Saudi Arabia’s Council of Ministers has approved amendments to the Kingdom’s labour laws, but has delayed the implementation of new Saudisation requirements.
Saudi Arabia’s Labour Minister, Adel Fakeih, has announced that a number of amendments had been made to the Kingdom’s labour laws. Key amendments include:
- maximum permitted term for fixed term contracts increased from three years to four years;
- an employee’s contract will be considered open-ended if the fixed term contract is renewed three times;
- companies with 50 or more employees will be required to train 12% of the Saudi workforce (increased from 6%);
- maximum probationary period increased from 90 days to 180 days; and
- leave entitlements increased (e.g. paternity leave will be three days and compassionate leave will be five days).
Saudi Arabia’s Labour Minister has further announced that the implementation of new legislation aimed at increasing Saudisation levels has been put on hold in order to give private companies more time to understand the new amendments. The programme has been met with criticism, with some employers commenting that the quotas are impossible to meet as nationals are either not interested or not trained to carry out certain jobs. The change was scheduled to take place by the end of April 2015 and there has been no indication as to when the programme will be implemented.
Actions for employers
Once the amendments to the labour laws come into force (expected in October 2015), employers in Saudi Arabia will need to undertake a review of their internal policies and contracts in order to bring them into line with the new requirements.

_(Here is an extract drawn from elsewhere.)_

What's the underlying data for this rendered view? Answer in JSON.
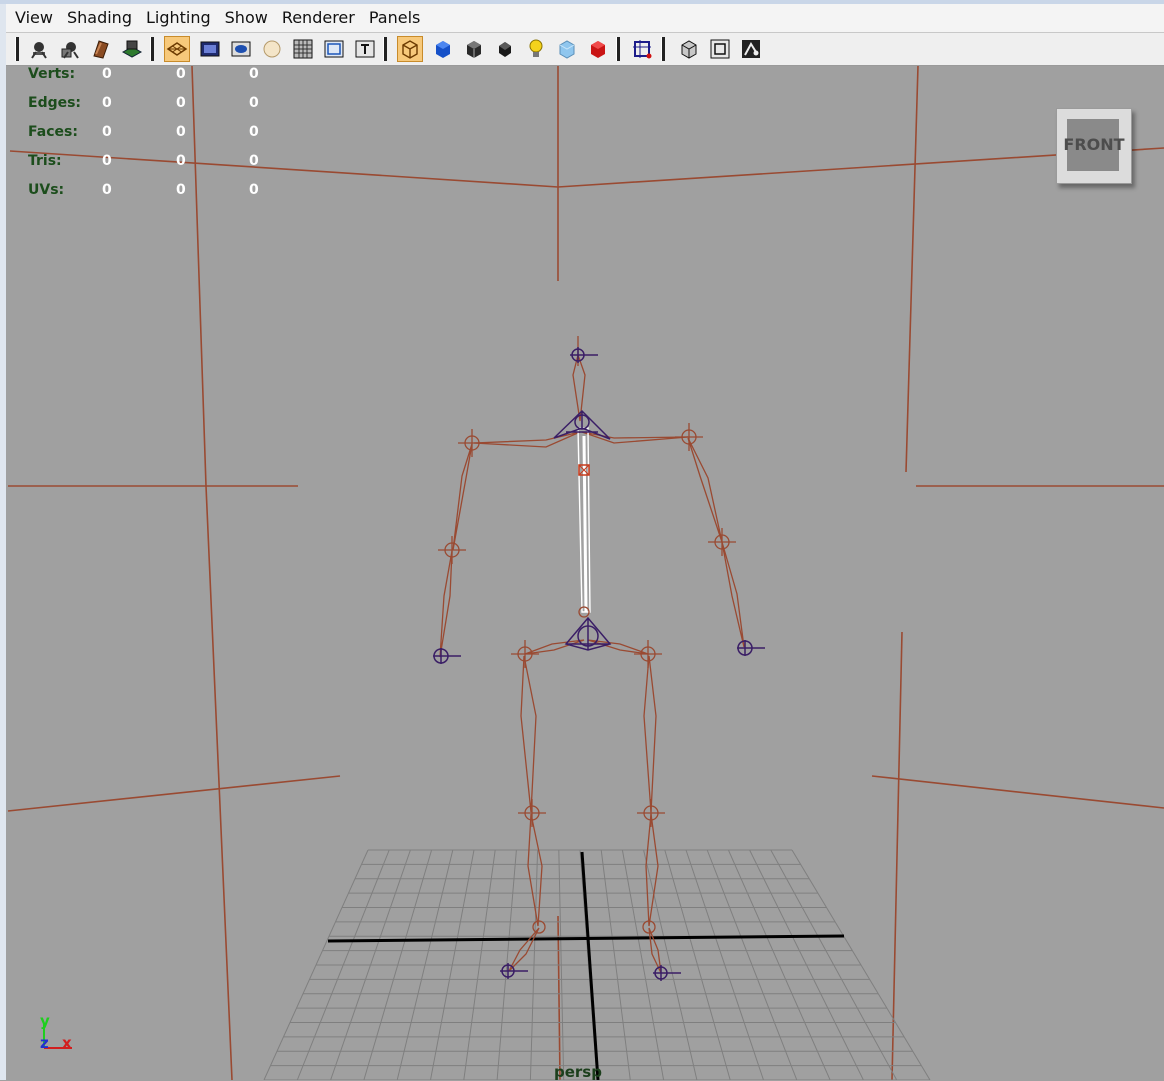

Failure to adhere to the law may expose companies to fines of up to SR100,000 (US$26,646) and closure for 30 days.